» Task requirements
For the entries below, say how many lines include the word "size" and add nothing else.

» Input
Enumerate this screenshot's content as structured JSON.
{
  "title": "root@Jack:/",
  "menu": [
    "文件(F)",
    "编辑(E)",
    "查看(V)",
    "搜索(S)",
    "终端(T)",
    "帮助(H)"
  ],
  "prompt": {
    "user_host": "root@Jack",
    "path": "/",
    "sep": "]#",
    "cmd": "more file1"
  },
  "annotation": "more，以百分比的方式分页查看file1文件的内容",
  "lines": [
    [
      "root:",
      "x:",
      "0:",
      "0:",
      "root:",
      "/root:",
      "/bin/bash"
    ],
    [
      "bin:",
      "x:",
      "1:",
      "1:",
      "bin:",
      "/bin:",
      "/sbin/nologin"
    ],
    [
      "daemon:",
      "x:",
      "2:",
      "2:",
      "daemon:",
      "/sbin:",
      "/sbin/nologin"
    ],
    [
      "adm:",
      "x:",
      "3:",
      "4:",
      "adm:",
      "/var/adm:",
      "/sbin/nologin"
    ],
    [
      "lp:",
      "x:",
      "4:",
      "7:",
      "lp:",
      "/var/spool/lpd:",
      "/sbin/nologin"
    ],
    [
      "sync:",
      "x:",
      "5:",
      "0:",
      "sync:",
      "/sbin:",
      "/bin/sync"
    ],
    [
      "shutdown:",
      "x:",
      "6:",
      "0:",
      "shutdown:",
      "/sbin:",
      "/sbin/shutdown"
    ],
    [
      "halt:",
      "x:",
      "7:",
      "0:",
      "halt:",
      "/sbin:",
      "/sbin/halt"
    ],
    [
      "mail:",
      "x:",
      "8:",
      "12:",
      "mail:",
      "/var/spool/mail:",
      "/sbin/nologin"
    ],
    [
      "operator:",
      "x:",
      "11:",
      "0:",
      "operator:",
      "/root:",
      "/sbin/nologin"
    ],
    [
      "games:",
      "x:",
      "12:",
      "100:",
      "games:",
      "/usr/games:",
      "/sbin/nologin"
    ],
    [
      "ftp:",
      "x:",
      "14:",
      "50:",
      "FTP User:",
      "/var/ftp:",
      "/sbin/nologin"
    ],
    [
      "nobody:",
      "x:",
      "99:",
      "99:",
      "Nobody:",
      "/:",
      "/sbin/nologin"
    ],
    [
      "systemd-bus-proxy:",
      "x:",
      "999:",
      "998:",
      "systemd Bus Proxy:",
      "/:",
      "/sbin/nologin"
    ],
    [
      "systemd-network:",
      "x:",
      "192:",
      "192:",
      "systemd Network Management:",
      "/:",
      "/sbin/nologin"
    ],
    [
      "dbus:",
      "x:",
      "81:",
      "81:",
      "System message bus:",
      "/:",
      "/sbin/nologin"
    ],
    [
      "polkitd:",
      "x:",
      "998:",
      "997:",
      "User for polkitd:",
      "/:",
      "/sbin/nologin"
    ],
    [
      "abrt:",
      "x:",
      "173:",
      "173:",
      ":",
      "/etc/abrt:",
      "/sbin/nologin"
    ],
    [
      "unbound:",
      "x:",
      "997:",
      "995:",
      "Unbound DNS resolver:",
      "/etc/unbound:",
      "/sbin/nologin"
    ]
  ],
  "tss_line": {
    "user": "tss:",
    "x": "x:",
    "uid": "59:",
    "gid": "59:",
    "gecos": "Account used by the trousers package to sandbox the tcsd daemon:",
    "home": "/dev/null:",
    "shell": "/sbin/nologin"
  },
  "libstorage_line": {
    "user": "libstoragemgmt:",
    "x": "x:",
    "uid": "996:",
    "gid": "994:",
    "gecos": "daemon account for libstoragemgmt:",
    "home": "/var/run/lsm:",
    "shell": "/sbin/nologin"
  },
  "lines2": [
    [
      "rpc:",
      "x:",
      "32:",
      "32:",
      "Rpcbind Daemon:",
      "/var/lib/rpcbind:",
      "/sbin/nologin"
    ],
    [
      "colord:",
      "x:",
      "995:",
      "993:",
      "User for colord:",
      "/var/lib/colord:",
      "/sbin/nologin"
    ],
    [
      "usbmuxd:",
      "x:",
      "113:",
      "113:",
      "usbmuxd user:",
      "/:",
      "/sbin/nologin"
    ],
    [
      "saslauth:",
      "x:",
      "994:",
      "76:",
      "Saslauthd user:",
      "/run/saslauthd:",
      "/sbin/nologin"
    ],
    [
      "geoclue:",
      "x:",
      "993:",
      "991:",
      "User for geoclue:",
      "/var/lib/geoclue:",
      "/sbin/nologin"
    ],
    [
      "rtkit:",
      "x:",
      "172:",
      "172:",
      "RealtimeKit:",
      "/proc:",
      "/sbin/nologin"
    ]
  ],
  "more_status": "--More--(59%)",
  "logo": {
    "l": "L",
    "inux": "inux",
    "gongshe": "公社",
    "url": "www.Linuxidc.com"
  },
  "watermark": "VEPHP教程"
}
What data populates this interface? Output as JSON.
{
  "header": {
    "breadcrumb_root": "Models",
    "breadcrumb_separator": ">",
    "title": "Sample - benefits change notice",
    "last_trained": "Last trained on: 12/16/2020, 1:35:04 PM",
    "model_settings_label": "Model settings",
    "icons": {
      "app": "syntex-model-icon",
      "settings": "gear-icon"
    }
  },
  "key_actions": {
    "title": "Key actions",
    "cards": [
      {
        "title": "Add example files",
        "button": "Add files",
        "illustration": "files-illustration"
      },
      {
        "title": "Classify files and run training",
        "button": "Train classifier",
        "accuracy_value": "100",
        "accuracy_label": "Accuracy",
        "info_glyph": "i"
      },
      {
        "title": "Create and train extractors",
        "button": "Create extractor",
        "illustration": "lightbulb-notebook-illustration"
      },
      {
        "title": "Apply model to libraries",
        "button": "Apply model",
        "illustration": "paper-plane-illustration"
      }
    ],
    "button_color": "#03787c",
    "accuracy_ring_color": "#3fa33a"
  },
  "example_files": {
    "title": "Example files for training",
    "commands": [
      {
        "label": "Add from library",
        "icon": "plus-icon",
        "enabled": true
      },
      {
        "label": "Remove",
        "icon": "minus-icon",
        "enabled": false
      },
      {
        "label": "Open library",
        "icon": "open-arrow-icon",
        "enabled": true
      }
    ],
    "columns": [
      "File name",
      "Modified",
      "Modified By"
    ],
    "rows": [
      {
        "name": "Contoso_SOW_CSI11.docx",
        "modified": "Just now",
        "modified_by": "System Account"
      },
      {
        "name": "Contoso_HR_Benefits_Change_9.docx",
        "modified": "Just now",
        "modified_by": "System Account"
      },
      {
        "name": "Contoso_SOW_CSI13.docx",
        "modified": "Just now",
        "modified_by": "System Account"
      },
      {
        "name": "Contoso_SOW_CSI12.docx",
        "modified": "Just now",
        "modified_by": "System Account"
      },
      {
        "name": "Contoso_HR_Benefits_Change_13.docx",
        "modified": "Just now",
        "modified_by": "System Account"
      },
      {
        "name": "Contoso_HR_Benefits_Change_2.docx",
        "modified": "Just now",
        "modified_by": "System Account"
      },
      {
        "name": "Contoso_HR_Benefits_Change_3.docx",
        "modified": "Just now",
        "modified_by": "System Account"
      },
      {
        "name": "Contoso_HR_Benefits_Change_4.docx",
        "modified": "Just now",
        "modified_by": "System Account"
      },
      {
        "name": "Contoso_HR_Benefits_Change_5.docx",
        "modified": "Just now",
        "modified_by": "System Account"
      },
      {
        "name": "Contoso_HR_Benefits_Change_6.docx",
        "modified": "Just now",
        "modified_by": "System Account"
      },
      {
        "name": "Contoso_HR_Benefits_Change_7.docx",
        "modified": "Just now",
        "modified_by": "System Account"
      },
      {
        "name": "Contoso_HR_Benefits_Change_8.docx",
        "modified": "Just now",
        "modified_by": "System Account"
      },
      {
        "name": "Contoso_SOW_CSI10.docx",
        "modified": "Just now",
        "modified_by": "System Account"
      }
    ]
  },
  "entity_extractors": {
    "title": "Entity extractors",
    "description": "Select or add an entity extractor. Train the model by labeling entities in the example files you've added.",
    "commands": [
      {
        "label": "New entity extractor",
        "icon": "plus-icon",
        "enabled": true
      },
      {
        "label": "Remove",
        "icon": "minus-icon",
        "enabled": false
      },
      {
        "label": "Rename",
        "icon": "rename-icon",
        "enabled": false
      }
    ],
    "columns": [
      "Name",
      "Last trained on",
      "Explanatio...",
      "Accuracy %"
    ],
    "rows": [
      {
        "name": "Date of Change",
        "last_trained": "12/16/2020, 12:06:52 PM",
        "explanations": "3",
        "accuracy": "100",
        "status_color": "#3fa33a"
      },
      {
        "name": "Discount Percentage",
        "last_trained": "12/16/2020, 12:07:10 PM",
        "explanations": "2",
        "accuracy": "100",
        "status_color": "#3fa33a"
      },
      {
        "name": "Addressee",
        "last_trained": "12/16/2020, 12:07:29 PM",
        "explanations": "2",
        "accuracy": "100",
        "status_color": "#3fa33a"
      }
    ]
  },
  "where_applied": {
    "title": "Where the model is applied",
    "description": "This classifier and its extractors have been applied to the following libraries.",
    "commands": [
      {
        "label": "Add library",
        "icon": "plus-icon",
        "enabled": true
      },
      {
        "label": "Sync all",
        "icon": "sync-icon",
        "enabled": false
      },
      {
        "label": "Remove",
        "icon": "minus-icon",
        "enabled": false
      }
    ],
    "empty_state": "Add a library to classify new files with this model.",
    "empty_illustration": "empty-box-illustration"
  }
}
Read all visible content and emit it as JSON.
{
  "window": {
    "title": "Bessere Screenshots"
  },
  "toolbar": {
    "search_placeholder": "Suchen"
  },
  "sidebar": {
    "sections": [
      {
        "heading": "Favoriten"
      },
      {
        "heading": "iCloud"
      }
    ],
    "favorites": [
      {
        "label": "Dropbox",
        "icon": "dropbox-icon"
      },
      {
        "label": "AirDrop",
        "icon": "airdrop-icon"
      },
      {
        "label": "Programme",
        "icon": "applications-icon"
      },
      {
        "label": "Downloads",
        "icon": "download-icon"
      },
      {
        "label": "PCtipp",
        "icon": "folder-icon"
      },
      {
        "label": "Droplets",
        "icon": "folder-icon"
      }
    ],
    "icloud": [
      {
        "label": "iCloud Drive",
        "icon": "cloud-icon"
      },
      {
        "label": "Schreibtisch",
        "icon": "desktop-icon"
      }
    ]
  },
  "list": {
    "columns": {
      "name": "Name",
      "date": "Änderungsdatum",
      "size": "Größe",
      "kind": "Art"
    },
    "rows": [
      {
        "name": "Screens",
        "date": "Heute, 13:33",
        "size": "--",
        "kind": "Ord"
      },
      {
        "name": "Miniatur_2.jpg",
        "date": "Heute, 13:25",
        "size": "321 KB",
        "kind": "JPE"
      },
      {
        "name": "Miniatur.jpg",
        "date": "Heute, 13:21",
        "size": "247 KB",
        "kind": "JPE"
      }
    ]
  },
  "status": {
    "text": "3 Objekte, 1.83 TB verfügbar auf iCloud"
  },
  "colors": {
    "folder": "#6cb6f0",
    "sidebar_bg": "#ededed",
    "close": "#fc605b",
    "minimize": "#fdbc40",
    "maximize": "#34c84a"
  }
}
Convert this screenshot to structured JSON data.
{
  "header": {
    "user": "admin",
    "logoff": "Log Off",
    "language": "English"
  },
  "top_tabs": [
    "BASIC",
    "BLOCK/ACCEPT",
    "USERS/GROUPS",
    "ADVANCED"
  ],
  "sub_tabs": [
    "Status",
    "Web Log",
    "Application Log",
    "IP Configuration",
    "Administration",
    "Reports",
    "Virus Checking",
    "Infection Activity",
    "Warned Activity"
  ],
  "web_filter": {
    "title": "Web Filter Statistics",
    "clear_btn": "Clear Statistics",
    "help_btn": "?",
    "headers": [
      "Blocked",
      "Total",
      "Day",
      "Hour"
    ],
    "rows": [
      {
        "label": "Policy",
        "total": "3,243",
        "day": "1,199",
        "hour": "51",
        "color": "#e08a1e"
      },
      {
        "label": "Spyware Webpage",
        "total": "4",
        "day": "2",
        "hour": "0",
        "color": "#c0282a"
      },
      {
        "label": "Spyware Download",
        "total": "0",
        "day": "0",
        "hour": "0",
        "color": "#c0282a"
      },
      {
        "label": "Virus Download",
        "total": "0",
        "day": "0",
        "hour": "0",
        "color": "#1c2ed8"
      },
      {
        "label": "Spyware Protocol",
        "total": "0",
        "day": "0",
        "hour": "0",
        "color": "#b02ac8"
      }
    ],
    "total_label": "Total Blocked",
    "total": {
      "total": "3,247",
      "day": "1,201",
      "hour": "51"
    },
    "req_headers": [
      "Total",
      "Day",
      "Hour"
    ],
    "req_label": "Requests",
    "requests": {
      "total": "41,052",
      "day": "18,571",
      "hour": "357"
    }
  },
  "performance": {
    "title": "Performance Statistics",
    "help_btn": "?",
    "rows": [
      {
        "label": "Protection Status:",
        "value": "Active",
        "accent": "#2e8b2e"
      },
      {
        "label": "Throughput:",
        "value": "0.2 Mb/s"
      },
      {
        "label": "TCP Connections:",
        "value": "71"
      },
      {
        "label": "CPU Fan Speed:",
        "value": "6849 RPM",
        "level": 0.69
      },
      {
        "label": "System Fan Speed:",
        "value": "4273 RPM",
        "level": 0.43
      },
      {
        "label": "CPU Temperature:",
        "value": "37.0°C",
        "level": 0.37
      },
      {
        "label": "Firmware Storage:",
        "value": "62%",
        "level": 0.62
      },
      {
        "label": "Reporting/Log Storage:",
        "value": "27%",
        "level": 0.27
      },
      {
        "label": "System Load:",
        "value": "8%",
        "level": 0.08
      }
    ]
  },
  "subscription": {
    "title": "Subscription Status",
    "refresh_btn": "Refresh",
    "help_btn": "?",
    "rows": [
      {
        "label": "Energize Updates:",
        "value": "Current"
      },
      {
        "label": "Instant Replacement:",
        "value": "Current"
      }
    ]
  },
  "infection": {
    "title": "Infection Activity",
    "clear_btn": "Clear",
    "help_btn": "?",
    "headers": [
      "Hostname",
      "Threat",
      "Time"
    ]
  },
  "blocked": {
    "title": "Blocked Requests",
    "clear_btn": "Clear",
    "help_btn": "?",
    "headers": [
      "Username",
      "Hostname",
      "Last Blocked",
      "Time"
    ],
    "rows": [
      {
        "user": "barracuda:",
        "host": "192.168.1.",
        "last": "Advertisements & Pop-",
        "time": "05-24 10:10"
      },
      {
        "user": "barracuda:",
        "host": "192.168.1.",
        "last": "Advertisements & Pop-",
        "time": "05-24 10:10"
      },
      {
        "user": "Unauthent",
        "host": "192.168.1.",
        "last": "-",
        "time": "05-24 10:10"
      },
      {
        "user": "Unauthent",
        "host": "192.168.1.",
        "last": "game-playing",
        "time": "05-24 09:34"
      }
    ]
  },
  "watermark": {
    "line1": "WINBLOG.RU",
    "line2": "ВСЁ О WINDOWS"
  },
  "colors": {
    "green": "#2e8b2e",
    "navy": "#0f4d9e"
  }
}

» Result of this task
4